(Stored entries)

□ □ □

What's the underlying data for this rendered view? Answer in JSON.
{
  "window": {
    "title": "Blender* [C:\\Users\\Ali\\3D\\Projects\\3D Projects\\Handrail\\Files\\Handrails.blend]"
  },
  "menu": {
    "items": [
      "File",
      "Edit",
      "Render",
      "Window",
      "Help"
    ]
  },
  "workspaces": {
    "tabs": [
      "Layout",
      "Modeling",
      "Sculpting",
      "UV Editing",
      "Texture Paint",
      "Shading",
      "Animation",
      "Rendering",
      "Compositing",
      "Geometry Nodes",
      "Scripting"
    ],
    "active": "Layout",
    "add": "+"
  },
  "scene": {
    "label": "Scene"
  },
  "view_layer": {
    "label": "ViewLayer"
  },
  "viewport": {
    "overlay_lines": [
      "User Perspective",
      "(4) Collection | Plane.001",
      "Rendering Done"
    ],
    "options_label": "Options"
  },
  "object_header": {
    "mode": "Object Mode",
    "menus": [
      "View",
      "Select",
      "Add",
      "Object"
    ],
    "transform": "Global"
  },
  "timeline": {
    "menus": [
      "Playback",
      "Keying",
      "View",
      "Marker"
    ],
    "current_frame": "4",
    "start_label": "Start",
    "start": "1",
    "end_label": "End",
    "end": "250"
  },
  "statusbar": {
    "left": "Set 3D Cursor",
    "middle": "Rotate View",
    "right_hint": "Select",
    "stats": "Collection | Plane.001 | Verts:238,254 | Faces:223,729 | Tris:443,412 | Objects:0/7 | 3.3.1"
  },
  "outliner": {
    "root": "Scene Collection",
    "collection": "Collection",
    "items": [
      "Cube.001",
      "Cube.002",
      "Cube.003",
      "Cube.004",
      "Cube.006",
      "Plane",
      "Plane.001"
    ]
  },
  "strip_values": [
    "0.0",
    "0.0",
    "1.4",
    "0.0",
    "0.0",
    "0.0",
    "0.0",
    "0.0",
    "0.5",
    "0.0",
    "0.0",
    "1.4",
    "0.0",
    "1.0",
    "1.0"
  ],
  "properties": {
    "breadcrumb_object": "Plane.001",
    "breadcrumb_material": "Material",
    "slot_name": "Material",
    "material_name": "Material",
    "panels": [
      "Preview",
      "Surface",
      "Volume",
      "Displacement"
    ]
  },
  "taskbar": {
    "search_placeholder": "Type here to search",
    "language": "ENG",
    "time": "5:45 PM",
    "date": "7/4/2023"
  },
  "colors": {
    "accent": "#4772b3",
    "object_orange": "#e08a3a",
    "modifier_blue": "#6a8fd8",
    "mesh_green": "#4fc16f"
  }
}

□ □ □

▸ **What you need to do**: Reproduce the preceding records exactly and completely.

▸ **Task response**:
What's the underlying data for this rendered view? Answer in JSON.
{
  "window": {
    "title": "Blender* [C:\\Users\\Ali\\3D\\Projects\\3D Projects\\Handrail\\Files\\Handrails.blend]"
  },
  "menu": {
    "items": [
      "File",
      "Edit",
      "Render",
      "Window",
      "Help"
    ]
  },
  "workspaces": {
    "tabs": [
      "Layout",
      "Modeling",
      "Sculpting",
      "UV Editing",
      "Texture Paint",
      "Shading",
      "Animation",
      "Rendering",
      "Compositing",
      "Geometry Nodes",
      "Scripting"
    ],
    "active": "Layout",
    "add": "+"
  },
  "scene": {
    "label": "Scene"
  },
  "view_layer": {
    "label": "ViewLayer"
  },
  "viewport": {
    "overlay_lines": [
      "User Perspective",
      "(4) Collection | Plane.001",
      "Rendering Done"
    ],
    "options_label": "Options"
  },
  "object_header": {
    "mode": "Object Mode",
    "menus": [
      "View",
      "Select",
      "Add",
      "Object"
    ],
    "transform": "Global"
  },
  "timeline": {
    "menus": [
      "Playback",
      "Keying",
      "View",
      "Marker"
    ],
    "current_frame": "4",
    "start_label": "Start",
    "start": "1",
    "end_label": "End",
    "end": "250"
  },
  "statusbar": {
    "left": "Set 3D Cursor",
    "middle": "Rotate View",
    "right_hint": "Select",
    "stats": "Collection | Plane.001 | Verts:238,254 | Faces:223,729 | Tris:443,412 | Objects:0/7 | 3.3.1"
  },
  "outliner": {
    "root": "Scene Collection",
    "collection": "Collection",
    "items": [
      "Cube.001",
      "Cube.002",
      "Cube.003",
      "Cube.004",
      "Cube.006",
      "Plane",
      "Plane.001"
    ]
  },
  "strip_values": [
    "0.0",
    "0.0",
    "1.4",
    "0.0",
    "0.0",
    "0.0",
    "0.0",
    "0.0",
    "0.5",
    "0.0",
    "0.0",
    "1.4",
    "0.0",
    "1.0",
    "1.0"
  ],
  "properties": {
    "breadcrumb_object": "Plane.001",
    "breadcrumb_material": "Material",
    "slot_name": "Material",
    "material_name": "Material",
    "panels": [
      "Preview",
      "Surface",
      "Volume",
      "Displacement"
    ]
  },
  "taskbar": {
    "search_placeholder": "Type here to search",
    "language": "ENG",
    "time": "5:45 PM",
    "date": "7/4/2023"
  },
  "colors": {
    "accent": "#4772b3",
    "object_orange": "#e08a3a",
    "modifier_blue": "#6a8fd8",
    "mesh_green": "#4fc16f"
  }
}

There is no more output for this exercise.